Dodders (Cuscuta) differ from other members of the morning-glory family in being parasites, which twine around other plants, often completely enveloping them. A dodder seed starts its life like most other seeds by sending roots into the soil, from which grow yellow, orange, or red stems, whose leaves are reduced to scales. When a stem gets into contact with a suitable plant, it wraps itself around it, inserting sucking organs, called haustoria, into the plant, through which the dodder obtains water and nutrients. Its root in the ground then dies.
This genus, comprising between 100 and 170 species, is distributed almost worldwide, with the greatest concentration in the tropics and subtropics. Temperate areas have much fewer species, e.g. northern Europe, where only four species are native.

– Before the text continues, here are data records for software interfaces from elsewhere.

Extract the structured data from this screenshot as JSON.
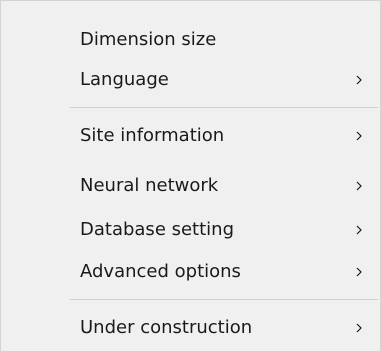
{
  "menu": {
    "items": [
      {
        "label": "Dimension size",
        "has_submenu": false
      },
      {
        "label": "Language",
        "has_submenu": true,
        "submenu_icon": "chevron-right-icon"
      },
      {
        "label": "Site information",
        "has_submenu": true,
        "submenu_icon": "chevron-right-icon"
      },
      {
        "label": "Neural network",
        "has_submenu": true,
        "submenu_icon": "chevron-right-icon"
      },
      {
        "label": "Database setting",
        "has_submenu": true,
        "submenu_icon": "chevron-right-icon"
      },
      {
        "label": "Advanced options",
        "has_submenu": true,
        "submenu_icon": "chevron-right-icon"
      },
      {
        "label": "Under construction",
        "has_submenu": true,
        "submenu_icon": "chevron-right-icon"
      }
    ]
  },
  "colors": {
    "menu_background": "#f0f0f0",
    "text": "#1a1a1a",
    "separator": "#cfcfcf",
    "border": "#d4d4d4"
  }
}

In hot climates, dodders are perennials, growing more or less continuously, while in colder areas they are annuals.
Their strange appearance taken into consideration, it is hardly surprising that dodders have many folk names, including strangleweed, scaldweed, beggarweed, lady’s laces, wizard’s net, devil’s guts, devil’s hair, devil’s ringlet, goldthread, hailweed, hairweed, hellbine, pull-down, angel’s hair, and witch’s hair.
The generic name is derived from the Arabic name for dodders, kusuta, or kuskut, which, in the form Cuscuta, was applied to them by Rufinus, an Italian monk and botanist, who was the author of De virtutibus herbarum, a work, which was completed c. 1287, listing nearly a thousand medicinal materials, mostly plants.

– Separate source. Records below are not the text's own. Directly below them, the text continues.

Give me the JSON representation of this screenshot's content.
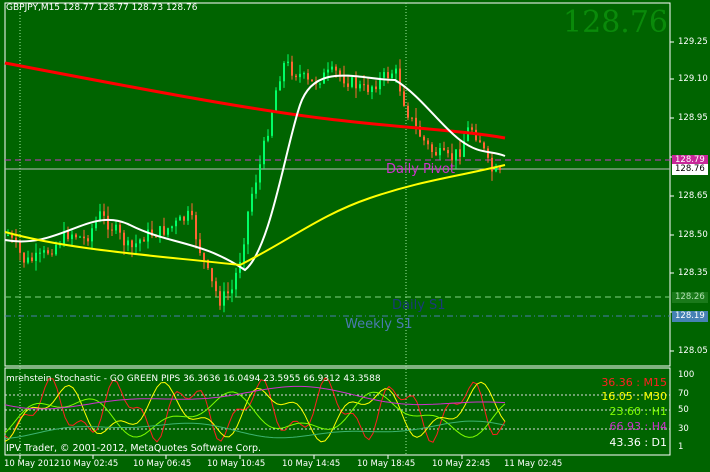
{
  "window": {
    "title": "GBPJPY,M15  128.77 128.77 128.73 128.76",
    "last_price_big": "128.76",
    "copyright": "IPV Trader, © 2001-2012, MetaQuotes Software Corp."
  },
  "price_axis": [
    "129.25",
    "129.10",
    "128.95",
    "128.80",
    "128.65",
    "128.50",
    "128.35",
    "128.20",
    "128.05"
  ],
  "price_tags": {
    "pivot": {
      "text": "128.79",
      "bg": "#c8289a",
      "fg": "#ffffff"
    },
    "current": {
      "text": "128.76",
      "bg": "#ffffff",
      "fg": "#000000"
    },
    "daily_s1": {
      "text": "128.26",
      "bg": "#1a7a1a",
      "fg": "#b0e0b0"
    },
    "weekly_s1": {
      "text": "128.19",
      "bg": "#4682b4",
      "fg": "#ffffff"
    }
  },
  "levels": {
    "daily_pivot": {
      "label": "Daily Pivot",
      "color": "#cc33cc"
    },
    "daily_s1": {
      "label": "Daily S1",
      "color": "#1a3a7a"
    },
    "weekly_s1": {
      "label": "Weekly S1",
      "color": "#4a7ab0"
    }
  },
  "time_axis": [
    "10 May 2012",
    "10 May 02:45",
    "10 May 06:45",
    "10 May 10:45",
    "10 May 14:45",
    "10 May 18:45",
    "10 May 22:45",
    "11 May 02:45"
  ],
  "indicator": {
    "title": "mrehstein Stochastic - GO GREEN PIPS 36.3636 16.0494 23.5955 66.9312 43.3588",
    "axis": [
      "100",
      "70",
      "50",
      "30",
      "1"
    ],
    "timeframes": [
      {
        "text": "36.36 : M15",
        "color": "#ff2020"
      },
      {
        "text": "16.05 : M30",
        "color": "#ffff00"
      },
      {
        "text": "23.60 : H1",
        "color": "#7cfc00"
      },
      {
        "text": "66.93 : H4",
        "color": "#cc33cc"
      },
      {
        "text": "43.36 : D1",
        "color": "#ffffff"
      }
    ]
  },
  "colors": {
    "background": "#006400",
    "bull_candle": "#00ff66",
    "bear_candle": "#ff6633",
    "ma_red": "#ff0000",
    "ma_white": "#ffffff",
    "ma_yellow": "#ffff00",
    "grid": "#7fd47f"
  }
}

A species of dodder, probably California dodder (Cuscuta californica), also called chaparral dodder, has enveloped a bladderpod bush (Peritoma arborea), near Amboy, California. This species is common in chaparral, grasslands, pine forests, and other drier plant communities in western North America. (Photo copyright © by Kaj Halberg)
Greater dodder (Cuscuta europaea), a native of Temperate Eurasia, is partial to common nettle (Urtica dioica), although it can grow on plants of many other families. In these pictures, from the Lauterbrunnen Valley, Berner Oberland, Switzerland, and the island of Møn, Denmark, its host is common nettle. (Photos copyright © by Kaj Halberg)
This unidentified species of dodder has completely enveloped a bush in Monumento Natural El Morado, Chile. (Photo copyright © by Kaj Halberg)
Lesser dodder (Cuscuta epithymum), growing on a species of knapweed (Centaurea), Valle Hecho, Pyrenees, Spain. Its most common host species are heather (Calluna vulgaris), gorse (Ulex europaeus), and clover (Trifolium). It is native to Europe, but has been accidentally introduced to many other parts of the world. (Photo copyright © by Kaj Halberg)
Southern dodder (Cuscuta australis) has a very wide distribution, found from Africa, across the Middle East to India and the Far East, and thence southwards through Southeast Asia and Indonesia to New Guinea and Australia. These pictures are from Taiwan, where southern dodder is very common. (Photos copyright © by Kaj Halberg)
Giant Asian dodder (Cuscuta reflexa) is found from Afghanistan across the Indian Subcontinent and southern Tibet to south-western China, and thence south through Southeast Asia to Indonesia. This proliferate species is regarded as a serious pest in some areas, e.g. in the Valley of Flowers National Park, Uttarakhand, India. – In these pictures, it is enveloping a bush in Keoladeo National Park, Rajasthan, India (top), and a Lindera bush at Tharke Ghyang, Helambu, Nepal (centre). The bottom picture shows its small, bell-shaped flowers, photographed in the Marsyangdi Valley, central Nepal. (Photos copyright © by Kaj Halberg)
Fruits of most genera of the bindweed family are capsules, but a few species have berries or nuts. This picture shows capsules of a blue morning glory (Ipomoea nil), climbing on discarded pallets in the city of Taichung, Taiwan. (Photo copyright © by Kaj Halberg)
(Uploaded March 2018)